From a liquidity management perspective, each of the Charter Hall funds has its own balance sheet. Previously, each fund also had its own statutory trust bank account in each state where it collects rent, in accordance with government regulations. “So, for example, if a fund had assets in all seven Australian states, it would have to open bank accounts in each state,” says Michael Thomas, director of treasury operations. “In our legacy environment, each fund also established bank accounts at different operating levels, which multiplied the total number of accounts.”
Of Charter Hall’s hundreds of bank accounts, the reconciliation processes were manual. Then, after reconciling a payment to the appropriate bank statement, the team had to calculate how much to transfer between their different account levels and manually transfer the money. “Once we knew how much a tenant had paid, we would manually remit that money from the statutory trust account to the property level account and then from the property account to the fund level account,” says Ian Ko, director of treasury at Charter Room. “This whole process was very laborious and had an impact on our visibility on our cash flow situation. “

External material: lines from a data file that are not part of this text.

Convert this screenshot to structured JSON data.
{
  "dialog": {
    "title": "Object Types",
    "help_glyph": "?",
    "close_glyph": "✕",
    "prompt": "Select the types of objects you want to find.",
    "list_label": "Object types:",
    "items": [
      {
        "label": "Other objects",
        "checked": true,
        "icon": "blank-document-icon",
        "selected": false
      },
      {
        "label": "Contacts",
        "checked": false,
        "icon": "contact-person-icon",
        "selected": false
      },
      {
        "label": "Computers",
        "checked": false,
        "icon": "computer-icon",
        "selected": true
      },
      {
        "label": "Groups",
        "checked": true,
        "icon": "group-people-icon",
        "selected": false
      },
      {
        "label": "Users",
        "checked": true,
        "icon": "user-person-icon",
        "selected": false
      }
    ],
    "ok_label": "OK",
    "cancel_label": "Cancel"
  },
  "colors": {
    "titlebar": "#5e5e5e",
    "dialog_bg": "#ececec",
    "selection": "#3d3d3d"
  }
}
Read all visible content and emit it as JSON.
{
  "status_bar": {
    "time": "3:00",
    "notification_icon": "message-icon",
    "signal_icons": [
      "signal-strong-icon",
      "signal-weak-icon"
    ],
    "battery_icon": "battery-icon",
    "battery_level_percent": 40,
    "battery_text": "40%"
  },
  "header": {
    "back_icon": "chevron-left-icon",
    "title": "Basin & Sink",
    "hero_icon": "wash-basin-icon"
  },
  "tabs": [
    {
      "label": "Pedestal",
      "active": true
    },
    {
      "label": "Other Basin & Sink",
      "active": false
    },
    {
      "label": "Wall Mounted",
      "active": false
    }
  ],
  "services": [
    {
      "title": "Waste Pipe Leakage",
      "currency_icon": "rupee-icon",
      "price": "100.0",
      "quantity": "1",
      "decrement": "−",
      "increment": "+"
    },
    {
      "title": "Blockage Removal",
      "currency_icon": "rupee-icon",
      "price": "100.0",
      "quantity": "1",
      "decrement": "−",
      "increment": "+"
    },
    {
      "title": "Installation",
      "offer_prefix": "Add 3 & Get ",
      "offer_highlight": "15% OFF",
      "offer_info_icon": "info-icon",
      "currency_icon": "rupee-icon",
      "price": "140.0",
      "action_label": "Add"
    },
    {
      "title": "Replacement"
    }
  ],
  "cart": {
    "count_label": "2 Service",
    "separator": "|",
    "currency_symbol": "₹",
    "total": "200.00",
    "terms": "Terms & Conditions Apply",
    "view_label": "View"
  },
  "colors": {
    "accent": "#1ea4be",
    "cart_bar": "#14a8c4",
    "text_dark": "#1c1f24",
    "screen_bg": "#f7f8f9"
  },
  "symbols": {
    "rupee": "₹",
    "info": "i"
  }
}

To automate much of the manual workload, while improving controls and visibility of cash flow, Charter Hall has embarked on a project to restructure its transactional banking platform. The project team included key stakeholders from treasury, shared services, property management and the fund team, as well as the company’s transactional banking and external service providers.
The team adopted the Agile values and principles of project management and called on experienced Scrum masters. “We used various Agile tools including wall panels to define project goals, workflows and action items,” Ko explains. “We used stand-up [meetings] as a forum to communicate project updates and as an opportunity for different stakeholders to discuss ideas to optimize the final solution.
“This was largely a joint initiative with our suppliers,” he continues. “Our transaction bank and our ERP [enterprise resource planning] the supplier had representatives who attended our stand-ups on a daily basis.
From a solution perspective, the first step was to consolidate multiple transactional banking platforms into one with Westpac Digital Institutional Bank. Charter Hall emphasized the importance of not only reducing its number of bank accounts, but also developing a scalable solution that will minimize the number of new bank accounts as the business continues to grow.
The project management team decided to use Westpac’s virtual bank account product, which they further enhanced by integrating it with Charter Hall’s ERP system and GTreasury cash management system. Now, Charter Hall has a statutory trust account for each state and uses the virtual account structure to separate each of the balances in those accounts between the different company funds.
“We have an algorithm to generate a virtual account number for each of our tenant clients, within each fund and in each state,” explains Thomas. “Our ERP system assigns each tenant customer a unique identifier and then automatically generates invoices using the tenant identifier. The algorithm for creating the virtual account number includes the tenant ID. The integration between our ERP system and the Westpac banking platform means that when the tenant pays using that tenant ID, regardless of the payment method, Westpac automatically credits the correct virtual account.
To improve internal controls, Charter Hall implemented the reconciliation module in the ERP system. The project team established a daily flow of bank transactions, which the ERP system automatically reconciles with the general ledger. This process limits the need for human intervention looking for exceptions rather than collecting data.
The second major area of improvement is the automated sweep of cash between different levels of company accounts. “This further strengthens internal controls,” says Thomas. “Overall, we distilled the receiving, reconciling and cashing out of a process that took weeks to an automated daily process. This change improved the company’s liquidity position and allowed the project team to develop a new cash flow forecasting process using Westpac and GTreasury.
Finally, automating the solution made it much easier for Charter Hall to transition to a work-from-home environment when Covid-19 struck. “Our experience at the start of the pandemic, where there was a shift to a work-from-home environment, was fluid and seamless,” Ko said. “The fact that we were able to pivot so quickly is testament to the fact that the solution was working as expected. “